INS Kamorta runs aground
Not sure whether it was posted beforehttp://www.naval-technology.com/news/ne ... ing-trials
INS Kamorta, the Indian Navy's first Project-28 (P-28) Kamorta-class anti-submarine warfare (ASW) corvette has run aground during sea trials off the Hooghly near Geonkhali in East Midnapore, India.
During the ongoing sea trials, INS Kamorta encountered engine failure while it was negotiating the bends of the Hooghly River, The Times of India reports.
Shortly after the engine failure, the steering gear also jammed, diverting the ship from the navigation channel and subsequently causing it to go aground near the shore at Geonkhali.
Built by Garden Reach Shipbuilders & Engineers (GRSE), INS Kamorta is expected to be commissioned into the Indian Navy by the end of 2013.

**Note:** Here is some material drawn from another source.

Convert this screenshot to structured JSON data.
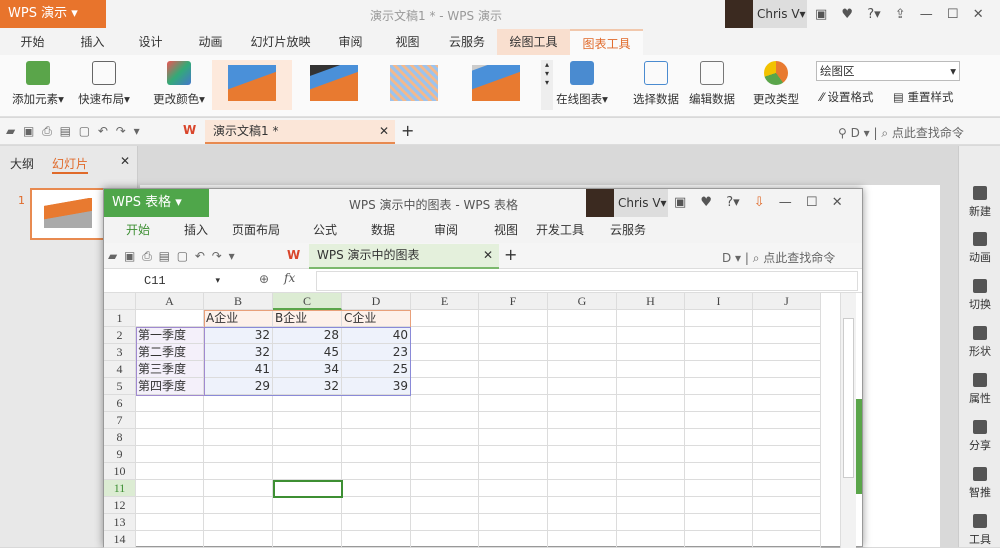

Officers said the engines and steering gear failure may result in a delay in commissioning the ship with the Indian Navy, which was initially scheduled for the end of 2013.
A source said two tugs of the Kolkata Port Trust (KoPT) were sent to the spot to tow the ship back to GRSE for inspection and necessary repairs.
"The engines and steering gear failure may result in a delay in commissioning the ship with the Indian Navy."
A GRSE source said: "Now we will have to check the engines and the steering gear and make necessary changes."
According to the navy, extensive checks will be carried out on the ship while a team of naval designers and engineers will assess the cause for the failure of engine and the steering gear.
GRSE was previously awarded a contract by the Indian Navy to build and deliver four 109m-long and 2,500t project-28 ASW corvettes.
Equipped with integrated communication system and electronic warfare system, the Kamorta-class stealth corvettes feature anti-submarine warfare capability with a low signature of radiated underwater noise.
The ships of the class are fitted with super rapid gun mounting, anti-aircraft guns, torpedo launcher, rocket launcher and chaff launcher in addition to early-warning, navigation, fire-control radars and under-water